In this weekly post, we bring more useful content from the Macmillan Dictionary to English language learners. In this series of spelling tips we will be looking at some of the most commonly misspelled words in English and suggesting ways to improve your spelling.
People searching for the adjective successful in Macmillan Dictionary often mistakenly spell it *successfull or, less frequently, *succesfull.
There are two separate problems here, but let’s concentrate on the ending for now. It might seem logical to spell adjectives like successful and hopeful ‘-full’, since they mean ‘full of a particular quality’. Unfortunately logic and English spelling are often not in alignment, and words that end in this way are invariably spelled ‘-ful’. This applies not only to adjectives that mean ‘full of’ but to other types of words, such as those that mean ‘tending to’, like forgetful, and those referring to quantities, like spoonful and mouthful.
Words like this originally ended with a double ‘l’, but this started to be dropped in the 17th century and by the 18th century ‘-full’ had virtually disappeared as a standard spelling. Just to confuse matters further, the adverbs formed from these adjectives do have a double ‘l’: successfully, hopefully, carefully, and so on. No one ever claimed that English spelling was simple.
You can find some information on why English spelling is so difficult, as well as helpful tips on mastering it here. You can search for other posts in this series using the tag ‘spelling tips’.
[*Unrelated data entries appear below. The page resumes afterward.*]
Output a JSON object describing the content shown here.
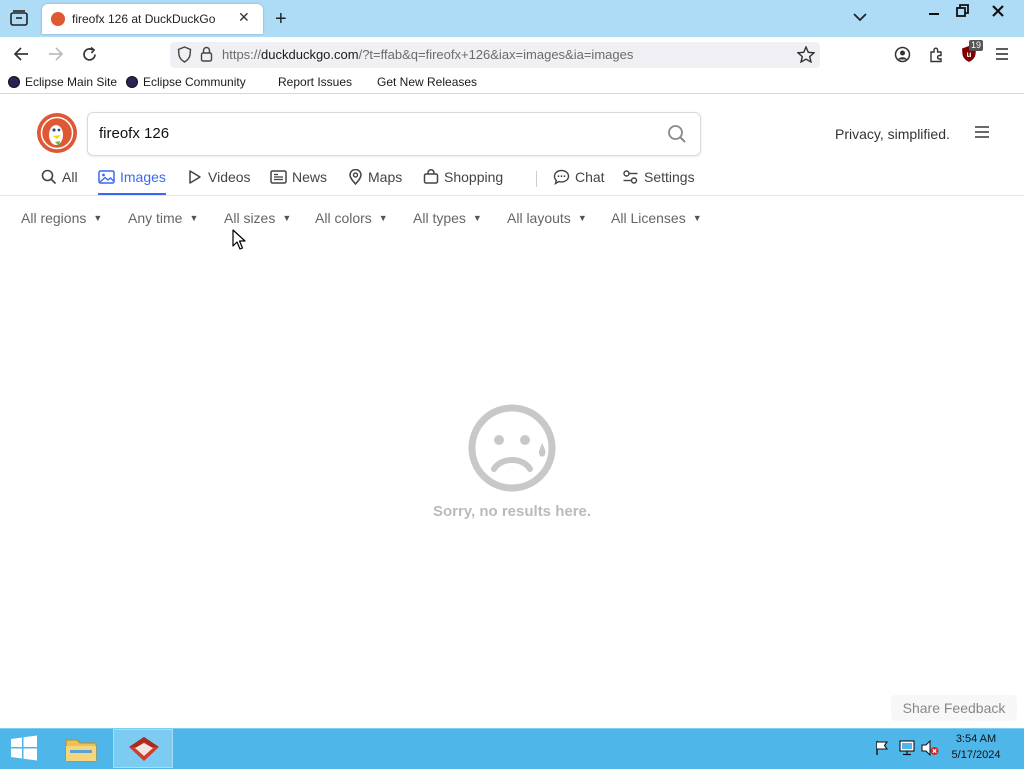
{
  "browser": {
    "tab_title": "fireofx 126 at DuckDuckGo",
    "url_prefix": "https://",
    "url_host": "duckduckgo.com",
    "url_rest": "/?t=ffab&q=fireofx+126&iax=images&ia=images",
    "extension_badge": "19",
    "bookmarks": [
      "Eclipse Main Site",
      "Eclipse Community",
      "Report Issues",
      "Get New Releases"
    ]
  },
  "ddg": {
    "search_query": "fireofx 126",
    "tagline": "Privacy, simplified.",
    "tabs": [
      {
        "label": "All"
      },
      {
        "label": "Images"
      },
      {
        "label": "Videos"
      },
      {
        "label": "News"
      },
      {
        "label": "Maps"
      },
      {
        "label": "Shopping"
      },
      {
        "label": "Chat"
      },
      {
        "label": "Settings"
      }
    ],
    "filters": [
      "All regions",
      "Any time",
      "All sizes",
      "All colors",
      "All types",
      "All layouts",
      "All Licenses"
    ],
    "empty_message": "Sorry, no results here.",
    "feedback_label": "Share Feedback"
  },
  "taskbar": {
    "time": "3:54 AM",
    "date": "5/17/2024"
  },
  "colors": {
    "accent": "#3969ef",
    "tabstrip": "#aedcf7",
    "taskbar": "#4fb6ea",
    "ddg_orange": "#de5833"
  }
}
More language tips
Browse the list under the ‘language tips‘ tag here on the blog for more useful language tips.Email this Post